As I write this post their latest challenge to their culture comes not from a rival team but from poor behaviour from within the camp. It will be interesting to see how the dressing room reacts and whether the fall out affects their reputation and standing with the public at large.
We argued back and forth and couldn’t separate the Swans or the All Blacks so tried our hand at two mentally tough football teams.
We began with Arsenal, The Invincibles of the English Premier League in the 2003-04 season where they won the Premier League without a single defeat. Over the 38 games played, their league record stood at 26 wins, 12 draws and 0 losses. I agree it was a talented team well managed by Arsene Wenger, but I argued more strongly in favour of Sir Alex Ferguson’s 1998-99 Manchester United football team which won the rare footballing treble – the FA Premier League, the FA Cup and the European Champions League.
This team were famous for winning matches in the closing minutes of a match, which became known as “Fergie time” after their charismatic manager. This was epitomized when they were down and almost out in the FA Cup semi -final replay as Arsenal striker Dennis Bergkamp had a last minute penalty saved by Peter Schmeichel. They then went on to win in extra time when Ryan Giggs scored the winning goal, intercepting a pass near the half way line, before taking the ball past five Arsenal defenders before scoring.
They went on to win the final against Newcastle United to achieve the domestic double before taking on Bayern Munich in the Final of the European Champions League in Barcelona. Bayern scored a goal and hit the bar twice and seemed comfortable winners as the match entered injury time. Incredibly United scored two goals in as many minutes to win the match and win the treble.
This was Mental Toughness : resilience and confidence all over.

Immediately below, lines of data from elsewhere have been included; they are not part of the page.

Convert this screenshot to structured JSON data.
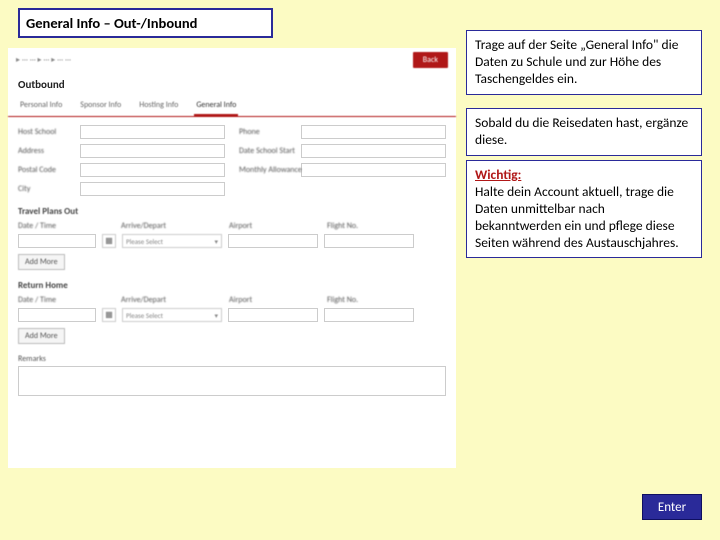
{
  "title": "General Info – Out-/Inbound",
  "shot": {
    "breadcrumb": "▸ ··· ··· ▸ ··· ▸ ··· ···",
    "back": "Back",
    "outbound": "Outbound",
    "tabs": {
      "t1": "Personal Info",
      "t2": "Sponsor Info",
      "t3": "Hosting Info",
      "t4": "General Info"
    },
    "labels": {
      "host_school": "Host School",
      "phone": "Phone",
      "address": "Address",
      "date_school_start": "Date School Start",
      "postal_code": "Postal Code",
      "monthly_allowance": "Monthly Allowance",
      "city": "City"
    },
    "section_out": "Travel Plans Out",
    "section_return": "Return Home",
    "cols": {
      "c1": "Date / Time",
      "c2": "Arrive/Depart",
      "c3": "Airport",
      "c4": "Flight No."
    },
    "please_select": "Please Select",
    "add_more": "Add More",
    "remarks": "Remarks"
  },
  "boxes": {
    "b1": "Trage auf der Seite „General Info\" die Daten zu Schule und zur Höhe des Taschengeldes ein.",
    "b2": "Sobald du die Reisedaten hast, ergänze diese.",
    "b3_wichtig": "Wichtig:",
    "b3_body": "Halte dein Account aktuell, trage die Daten unmittelbar nach bekanntwerden ein und pflege diese Seiten während des Austauschjahres."
  },
  "enter": "Enter"
}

We couldn’t agree on the one team that epitomizes mental toughness and of course all the teams mentioned are good choices.
My pick was/is the Sydney Swans but who would you pick if mental toughness was a sporting team?